▶ WORK REQUIRED
From the first line to the last, print the data exactly as it appears.

(DATA SUPPLIED begins)

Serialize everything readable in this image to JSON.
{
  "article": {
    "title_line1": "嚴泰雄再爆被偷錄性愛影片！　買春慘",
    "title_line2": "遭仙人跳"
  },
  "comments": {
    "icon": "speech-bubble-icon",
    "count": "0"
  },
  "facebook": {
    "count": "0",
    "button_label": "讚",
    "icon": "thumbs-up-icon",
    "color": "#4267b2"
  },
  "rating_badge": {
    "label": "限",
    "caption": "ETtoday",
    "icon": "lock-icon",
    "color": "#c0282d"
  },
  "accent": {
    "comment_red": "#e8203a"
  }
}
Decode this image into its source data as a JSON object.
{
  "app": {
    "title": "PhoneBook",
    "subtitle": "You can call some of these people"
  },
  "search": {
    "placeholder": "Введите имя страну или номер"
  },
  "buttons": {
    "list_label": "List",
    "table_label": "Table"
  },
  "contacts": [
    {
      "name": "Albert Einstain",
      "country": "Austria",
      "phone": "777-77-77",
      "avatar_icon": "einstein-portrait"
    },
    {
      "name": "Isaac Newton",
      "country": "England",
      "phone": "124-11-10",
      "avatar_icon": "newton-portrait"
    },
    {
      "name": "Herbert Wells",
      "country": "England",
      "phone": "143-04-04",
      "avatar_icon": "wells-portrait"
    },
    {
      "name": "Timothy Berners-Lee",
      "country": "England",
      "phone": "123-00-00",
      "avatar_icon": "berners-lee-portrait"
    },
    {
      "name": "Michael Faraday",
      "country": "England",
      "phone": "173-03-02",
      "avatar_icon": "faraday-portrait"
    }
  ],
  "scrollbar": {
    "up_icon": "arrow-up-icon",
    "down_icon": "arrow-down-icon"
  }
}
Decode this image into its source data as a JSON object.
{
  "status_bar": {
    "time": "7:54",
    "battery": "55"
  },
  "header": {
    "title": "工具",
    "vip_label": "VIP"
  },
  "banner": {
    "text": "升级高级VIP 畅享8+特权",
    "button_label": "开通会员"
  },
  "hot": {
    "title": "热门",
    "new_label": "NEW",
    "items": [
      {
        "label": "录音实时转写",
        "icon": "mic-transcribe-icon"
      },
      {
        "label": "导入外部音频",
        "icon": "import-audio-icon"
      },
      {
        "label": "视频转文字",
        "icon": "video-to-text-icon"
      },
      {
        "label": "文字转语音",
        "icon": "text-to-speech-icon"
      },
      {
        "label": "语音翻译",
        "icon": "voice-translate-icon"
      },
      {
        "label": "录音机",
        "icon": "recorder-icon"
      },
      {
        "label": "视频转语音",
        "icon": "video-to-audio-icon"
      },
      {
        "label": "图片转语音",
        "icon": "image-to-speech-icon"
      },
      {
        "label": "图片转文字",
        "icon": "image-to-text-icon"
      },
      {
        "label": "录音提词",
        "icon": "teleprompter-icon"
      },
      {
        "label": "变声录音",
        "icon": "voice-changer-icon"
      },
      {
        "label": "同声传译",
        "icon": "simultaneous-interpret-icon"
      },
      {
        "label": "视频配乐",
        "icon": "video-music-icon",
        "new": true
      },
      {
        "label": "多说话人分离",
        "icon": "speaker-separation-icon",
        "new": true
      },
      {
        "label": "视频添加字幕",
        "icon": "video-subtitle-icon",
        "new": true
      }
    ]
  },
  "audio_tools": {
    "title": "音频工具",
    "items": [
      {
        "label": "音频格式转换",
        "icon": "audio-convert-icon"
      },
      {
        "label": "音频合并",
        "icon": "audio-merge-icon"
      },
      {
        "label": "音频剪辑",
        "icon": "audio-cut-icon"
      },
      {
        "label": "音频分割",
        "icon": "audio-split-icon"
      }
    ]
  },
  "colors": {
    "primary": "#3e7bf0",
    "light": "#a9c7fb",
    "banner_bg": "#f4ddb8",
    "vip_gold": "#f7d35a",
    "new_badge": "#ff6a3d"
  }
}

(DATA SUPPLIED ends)

▶ EXPECTED OUTPUT
Serialize everything readable in this image to JSON.
{
  "article": {
    "title_line1": "嚴泰雄再爆被偷錄性愛影片！　買春慘",
    "title_line2": "遭仙人跳"
  },
  "comments": {
    "icon": "speech-bubble-icon",
    "count": "0"
  },
  "facebook": {
    "count": "0",
    "button_label": "讚",
    "icon": "thumbs-up-icon",
    "color": "#4267b2"
  },
  "rating_badge": {
    "label": "限",
    "caption": "ETtoday",
    "icon": "lock-icon",
    "color": "#c0282d"
  },
  "accent": {
    "comment_red": "#e8203a"
  }
}
Decode this image into its source data as a JSON object.
{
  "app": {
    "title": "PhoneBook",
    "subtitle": "You can call some of these people"
  },
  "search": {
    "placeholder": "Введите имя страну или номер"
  },
  "buttons": {
    "list_label": "List",
    "table_label": "Table"
  },
  "contacts": [
    {
      "name": "Albert Einstain",
      "country": "Austria",
      "phone": "777-77-77",
      "avatar_icon": "einstein-portrait"
    },
    {
      "name": "Isaac Newton",
      "country": "England",
      "phone": "124-11-10",
      "avatar_icon": "newton-portrait"
    },
    {
      "name": "Herbert Wells",
      "country": "England",
      "phone": "143-04-04",
      "avatar_icon": "wells-portrait"
    },
    {
      "name": "Timothy Berners-Lee",
      "country": "England",
      "phone": "123-00-00",
      "avatar_icon": "berners-lee-portrait"
    },
    {
      "name": "Michael Faraday",
      "country": "England",
      "phone": "173-03-02",
      "avatar_icon": "faraday-portrait"
    }
  ],
  "scrollbar": {
    "up_icon": "arrow-up-icon",
    "down_icon": "arrow-down-icon"
  }
}
Decode this image into its source data as a JSON object.
{
  "status_bar": {
    "time": "7:54",
    "battery": "55"
  },
  "header": {
    "title": "工具",
    "vip_label": "VIP"
  },
  "banner": {
    "text": "升级高级VIP 畅享8+特权",
    "button_label": "开通会员"
  },
  "hot": {
    "title": "热门",
    "new_label": "NEW",
    "items": [
      {
        "label": "录音实时转写",
        "icon": "mic-transcribe-icon"
      },
      {
        "label": "导入外部音频",
        "icon": "import-audio-icon"
      },
      {
        "label": "视频转文字",
        "icon": "video-to-text-icon"
      },
      {
        "label": "文字转语音",
        "icon": "text-to-speech-icon"
      },
      {
        "label": "语音翻译",
        "icon": "voice-translate-icon"
      },
      {
        "label": "录音机",
        "icon": "recorder-icon"
      },
      {
        "label": "视频转语音",
        "icon": "video-to-audio-icon"
      },
      {
        "label": "图片转语音",
        "icon": "image-to-speech-icon"
      },
      {
        "label": "图片转文字",
        "icon": "image-to-text-icon"
      },
      {
        "label": "录音提词",
        "icon": "teleprompter-icon"
      },
      {
        "label": "变声录音",
        "icon": "voice-changer-icon"
      },
      {
        "label": "同声传译",
        "icon": "simultaneous-interpret-icon"
      },
      {
        "label": "视频配乐",
        "icon": "video-music-icon",
        "new": true
      },
      {
        "label": "多说话人分离",
        "icon": "speaker-separation-icon",
        "new": true
      },
      {
        "label": "视频添加字幕",
        "icon": "video-subtitle-icon",
        "new": true
      }
    ]
  },
  "audio_tools": {
    "title": "音频工具",
    "items": [
      {
        "label": "音频格式转换",
        "icon": "audio-convert-icon"
      },
      {
        "label": "音频合并",
        "icon": "audio-merge-icon"
      },
      {
        "label": "音频剪辑",
        "icon": "audio-cut-icon"
      },
      {
        "label": "音频分割",
        "icon": "audio-split-icon"
      }
    ]
  },
  "colors": {
    "primary": "#3e7bf0",
    "light": "#a9c7fb",
    "banner_bg": "#f4ddb8",
    "vip_gold": "#f7d35a",
    "new_badge": "#ff6a3d"
  }
}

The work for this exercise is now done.